Fundamentally, a constitution is the basis for the organization of the state. The state is the mechanism through which a society provides for the exercise of political, administrative, and judicial powers in order to ensure law and order, the protection of the rights of the people, and the promotion and regulation of the economy. As the notion of the sovereignty of people has superseded other beliefs about the source of ultimate authority, the constitution has come to be regarded as a contract among the people on how they would like to be governed. In most cases this is a fiction, as the people may have had no substantive role in making, or even influencing the decisions about, the new constitution. However, due to the notion of people’s sovereignty and the fundamental right of the people to participate in public affairs, there is a tendency, indeed a compulsion, to promote people’s participation in constitution-making (which is part of the inspiration for this handbook).

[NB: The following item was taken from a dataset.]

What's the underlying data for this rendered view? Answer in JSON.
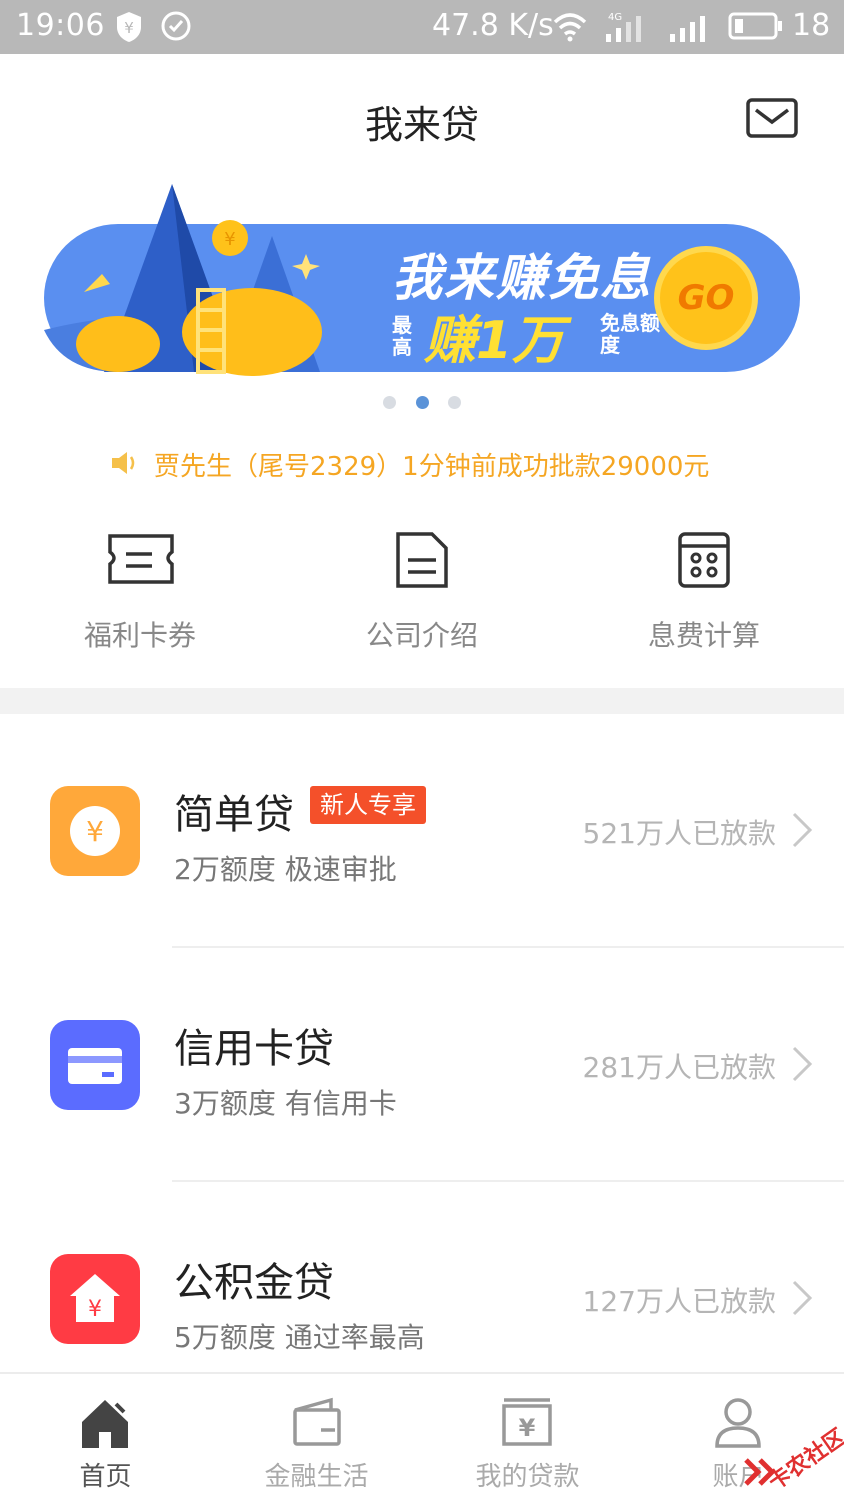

But the idea of a constitution as a social contract derives from another recent development—a contract not among the people to which each individual is a party, but among diverse communities in the state, often relatively new, where the bonds among the different communities are few and weak. Communities decide on the basis for their coexistence, which is then reflected in the constitution, based not only on the relations of the state to citizens but also on its relations to communities, and the relationships of the communities among themselves. In such situations, the constitution sometimes provides for “partnerships” among the communities in government and other forms of communal power sharing.